● Work to be completed
Lines that include "title" make up the answer; copy all of them from the data below.
-- Data for processing follows --
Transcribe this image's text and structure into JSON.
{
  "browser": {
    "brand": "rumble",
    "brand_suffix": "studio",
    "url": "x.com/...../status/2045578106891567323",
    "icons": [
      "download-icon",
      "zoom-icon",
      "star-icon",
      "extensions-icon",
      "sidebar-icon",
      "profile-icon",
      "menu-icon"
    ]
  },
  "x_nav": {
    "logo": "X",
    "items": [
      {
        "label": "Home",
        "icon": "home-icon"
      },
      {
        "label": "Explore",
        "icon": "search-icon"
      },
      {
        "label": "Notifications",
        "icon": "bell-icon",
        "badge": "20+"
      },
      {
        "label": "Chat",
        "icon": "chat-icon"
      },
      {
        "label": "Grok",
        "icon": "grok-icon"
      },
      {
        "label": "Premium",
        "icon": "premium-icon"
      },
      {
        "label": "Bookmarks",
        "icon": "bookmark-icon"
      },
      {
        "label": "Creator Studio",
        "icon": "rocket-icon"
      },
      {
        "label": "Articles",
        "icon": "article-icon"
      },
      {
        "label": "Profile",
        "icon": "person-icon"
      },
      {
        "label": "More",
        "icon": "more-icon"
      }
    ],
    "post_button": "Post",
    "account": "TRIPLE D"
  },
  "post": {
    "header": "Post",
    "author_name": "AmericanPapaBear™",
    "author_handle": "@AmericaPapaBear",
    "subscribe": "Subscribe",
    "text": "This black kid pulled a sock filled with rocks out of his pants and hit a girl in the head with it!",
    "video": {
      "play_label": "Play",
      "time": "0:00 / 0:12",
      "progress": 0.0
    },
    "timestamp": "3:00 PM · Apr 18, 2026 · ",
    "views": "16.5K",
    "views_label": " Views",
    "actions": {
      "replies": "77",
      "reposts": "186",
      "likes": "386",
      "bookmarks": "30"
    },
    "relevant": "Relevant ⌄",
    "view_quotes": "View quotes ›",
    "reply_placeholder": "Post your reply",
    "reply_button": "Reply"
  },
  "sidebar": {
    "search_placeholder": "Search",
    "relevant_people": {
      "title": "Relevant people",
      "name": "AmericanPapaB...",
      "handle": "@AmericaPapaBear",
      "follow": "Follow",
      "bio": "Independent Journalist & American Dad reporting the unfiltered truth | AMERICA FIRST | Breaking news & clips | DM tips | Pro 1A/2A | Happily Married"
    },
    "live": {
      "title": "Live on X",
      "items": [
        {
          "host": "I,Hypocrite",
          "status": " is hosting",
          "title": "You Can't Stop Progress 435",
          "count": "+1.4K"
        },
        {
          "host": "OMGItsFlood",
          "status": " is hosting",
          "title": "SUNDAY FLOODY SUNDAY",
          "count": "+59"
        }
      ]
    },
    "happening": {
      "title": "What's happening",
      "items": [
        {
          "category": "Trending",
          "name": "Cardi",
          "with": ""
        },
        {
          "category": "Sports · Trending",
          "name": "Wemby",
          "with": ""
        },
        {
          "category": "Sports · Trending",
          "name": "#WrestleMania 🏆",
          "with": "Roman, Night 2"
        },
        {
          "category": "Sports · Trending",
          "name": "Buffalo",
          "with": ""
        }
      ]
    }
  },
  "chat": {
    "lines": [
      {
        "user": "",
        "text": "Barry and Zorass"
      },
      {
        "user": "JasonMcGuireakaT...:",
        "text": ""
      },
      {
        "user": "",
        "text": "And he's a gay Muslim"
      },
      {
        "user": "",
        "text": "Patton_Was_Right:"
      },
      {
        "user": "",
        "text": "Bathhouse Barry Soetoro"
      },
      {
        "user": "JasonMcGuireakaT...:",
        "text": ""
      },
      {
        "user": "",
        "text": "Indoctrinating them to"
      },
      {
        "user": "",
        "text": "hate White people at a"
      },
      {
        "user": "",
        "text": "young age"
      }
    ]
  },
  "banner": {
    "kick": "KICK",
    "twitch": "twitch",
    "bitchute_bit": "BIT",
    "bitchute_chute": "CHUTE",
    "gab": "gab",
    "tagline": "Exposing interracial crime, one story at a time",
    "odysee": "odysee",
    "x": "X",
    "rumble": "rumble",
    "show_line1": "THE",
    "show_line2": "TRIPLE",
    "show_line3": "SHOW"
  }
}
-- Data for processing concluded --
● Answer area
      "title": "Relevant people",
      "title": "Live on X",
          "title": "You Can't Stop Progress 435",
          "title": "SUNDAY FLOODY SUNDAY",
      "title": "What's happening",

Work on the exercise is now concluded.